Copy each line of the entries beneath that contains the word "data".

RECORDED INFORMATION ▸
········

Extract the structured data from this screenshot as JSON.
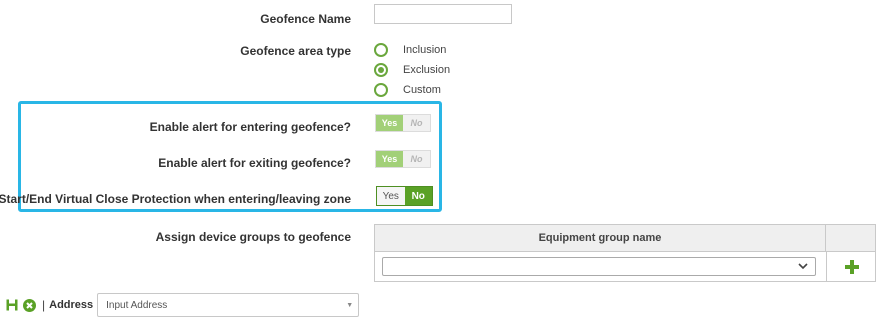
{
  "form": {
    "geofence_name_label": "Geofence Name",
    "geofence_name_value": "",
    "area_type_label": "Geofence area type",
    "area_types": [
      {
        "label": "Inclusion",
        "checked": false
      },
      {
        "label": "Exclusion",
        "checked": true
      },
      {
        "label": "Custom",
        "checked": false
      }
    ],
    "alert_entering_label": "Enable alert for entering geofence?",
    "alert_exiting_label": "Enable alert for exiting geofence?",
    "close_protection_label": "Start/End Virtual Close Protection when entering/leaving zone",
    "toggle_yes": "Yes",
    "toggle_no": "No",
    "toggles": {
      "alert_entering": "Yes",
      "alert_exiting": "Yes",
      "close_protection": "No"
    },
    "assign_groups_label": "Assign device groups to geofence",
    "equipment_header": "Equipment group name",
    "equipment_select_value": ""
  },
  "address_bar": {
    "separator": "|",
    "label": "Address",
    "placeholder": "Input Address"
  },
  "colors": {
    "accent_green": "#5aa126",
    "light_green": "#a2d078",
    "highlight_blue": "#29b6e6",
    "radio_green": "#6aa73d"
  },
  "icons": [
    "save-icon",
    "cancel-icon",
    "chevron-down-icon",
    "plus-icon",
    "caret-down-icon"
  ]
}
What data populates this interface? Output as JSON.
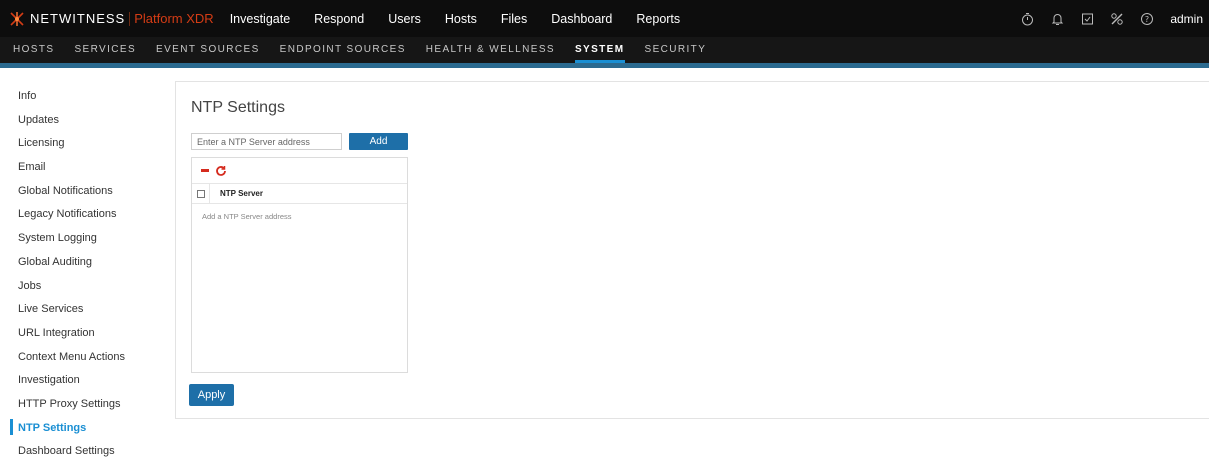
{
  "brand": {
    "name": "NETWITNESS",
    "product": "Platform XDR"
  },
  "main_nav": [
    {
      "label": "Investigate"
    },
    {
      "label": "Respond"
    },
    {
      "label": "Users"
    },
    {
      "label": "Hosts"
    },
    {
      "label": "Files"
    },
    {
      "label": "Dashboard"
    },
    {
      "label": "Reports"
    }
  ],
  "header_right": {
    "icons": [
      "stopwatch-icon",
      "bell-icon",
      "clipboard-icon",
      "tools-icon",
      "help-icon"
    ],
    "user": "admin"
  },
  "sub_nav": [
    {
      "label": "HOSTS"
    },
    {
      "label": "SERVICES"
    },
    {
      "label": "EVENT SOURCES"
    },
    {
      "label": "ENDPOINT SOURCES"
    },
    {
      "label": "HEALTH & WELLNESS"
    },
    {
      "label": "SYSTEM"
    },
    {
      "label": "SECURITY"
    }
  ],
  "sub_nav_active": "SYSTEM",
  "sidebar": {
    "items": [
      {
        "label": "Info"
      },
      {
        "label": "Updates"
      },
      {
        "label": "Licensing"
      },
      {
        "label": "Email"
      },
      {
        "label": "Global Notifications"
      },
      {
        "label": "Legacy Notifications"
      },
      {
        "label": "System Logging"
      },
      {
        "label": "Global Auditing"
      },
      {
        "label": "Jobs"
      },
      {
        "label": "Live Services"
      },
      {
        "label": "URL Integration"
      },
      {
        "label": "Context Menu Actions"
      },
      {
        "label": "Investigation"
      },
      {
        "label": "HTTP Proxy Settings"
      },
      {
        "label": "NTP Settings"
      },
      {
        "label": "Dashboard Settings"
      }
    ],
    "active": "NTP Settings"
  },
  "ntp": {
    "title": "NTP Settings",
    "input_placeholder": "Enter a NTP Server address",
    "input_value": "",
    "add_label": "Add",
    "grid_column": "NTP Server",
    "empty_text": "Add a NTP Server address",
    "apply_label": "Apply"
  },
  "colors": {
    "accent": "#1a8fd3",
    "button": "#1e6fa8",
    "brand_product": "#d43c15",
    "delete": "#d52b1e"
  }
}
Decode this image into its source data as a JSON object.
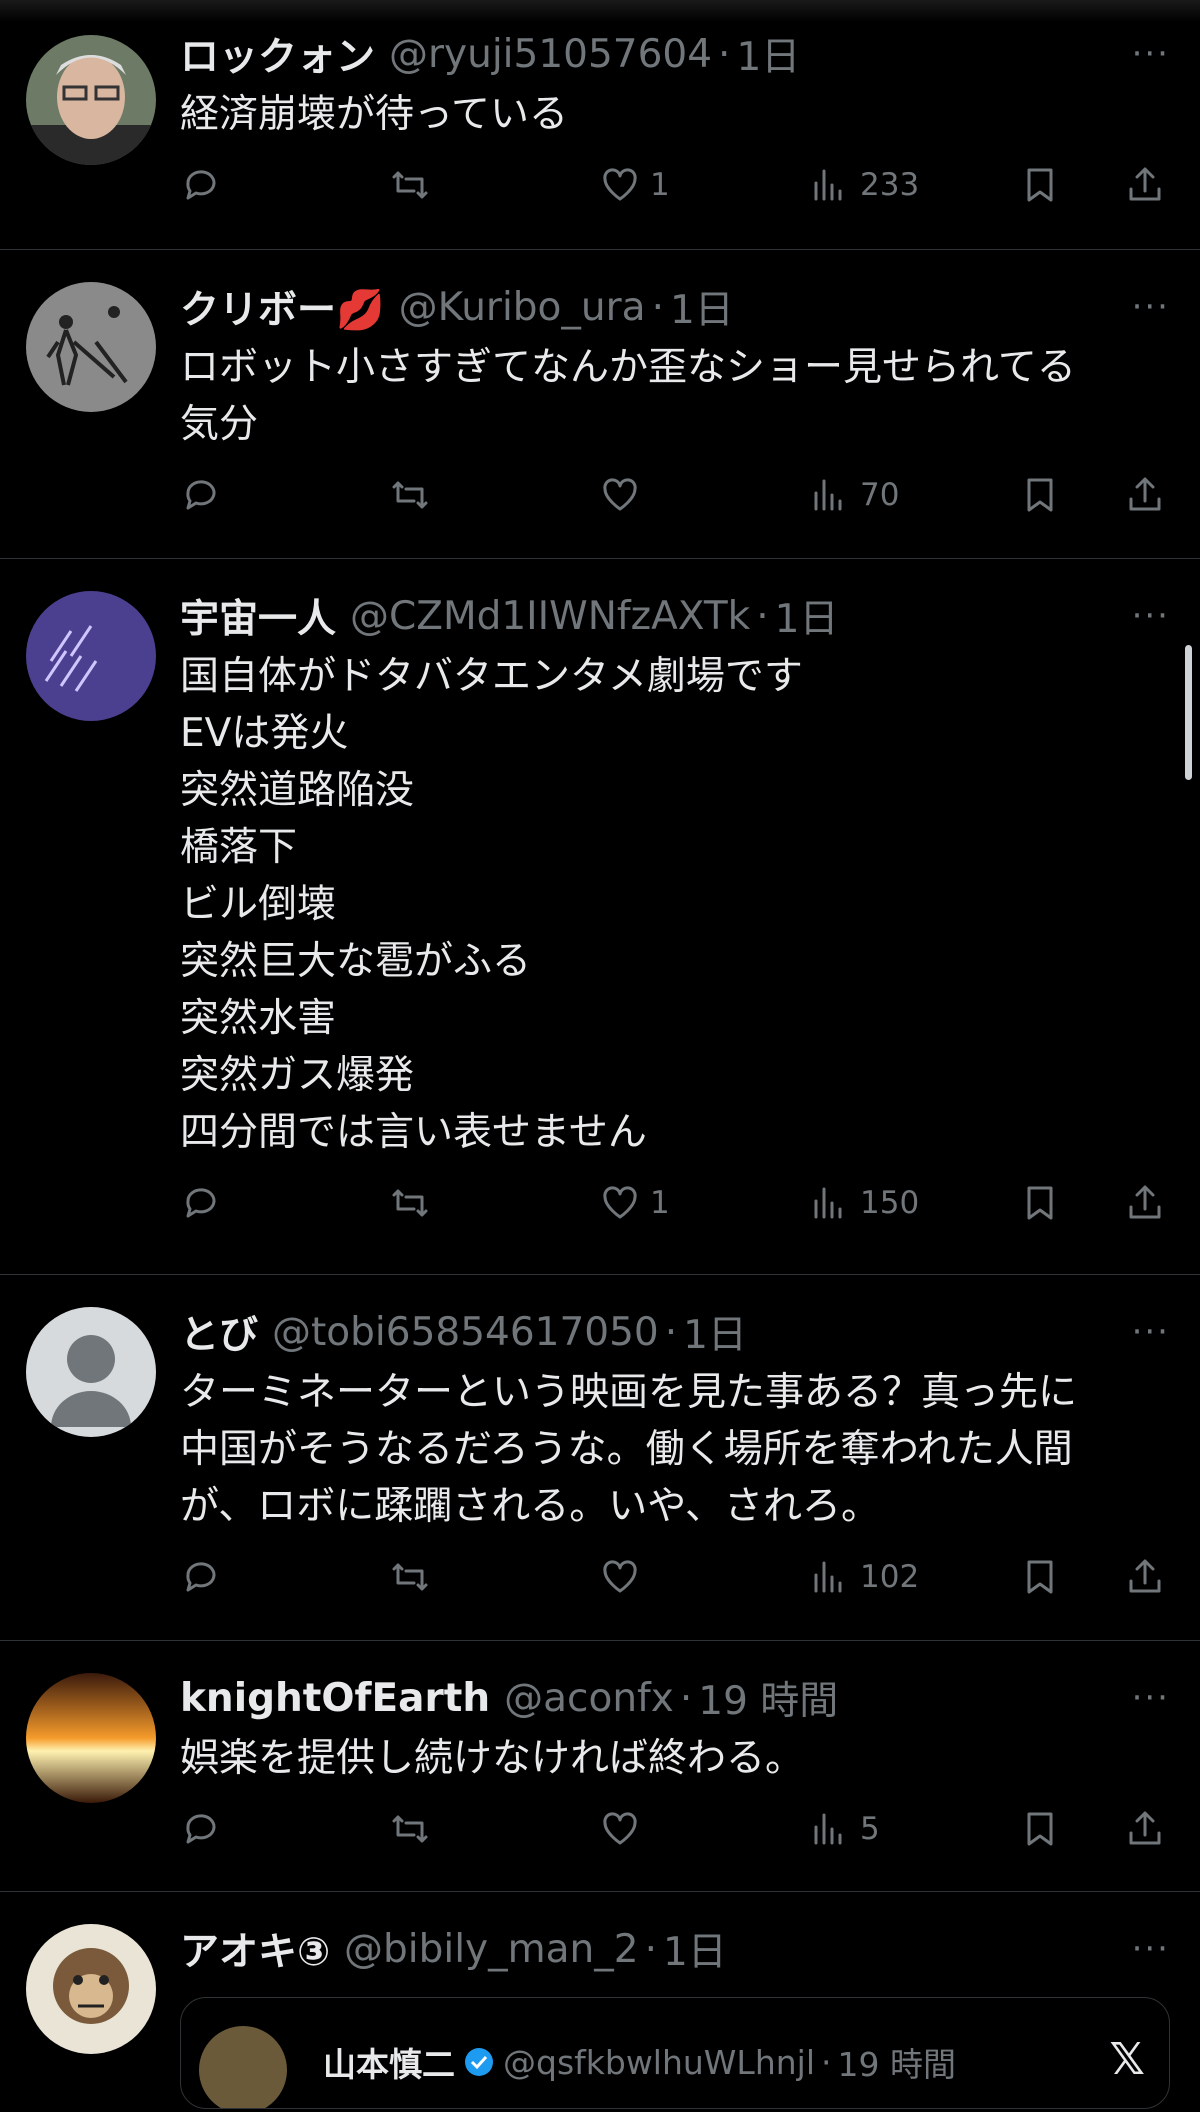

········

COMPLETED TASK ▸
Extract the structured data from this screenshot as JSON.
What data populates this interface? Output as JSON.
Decode this image into its source data as a JSON object.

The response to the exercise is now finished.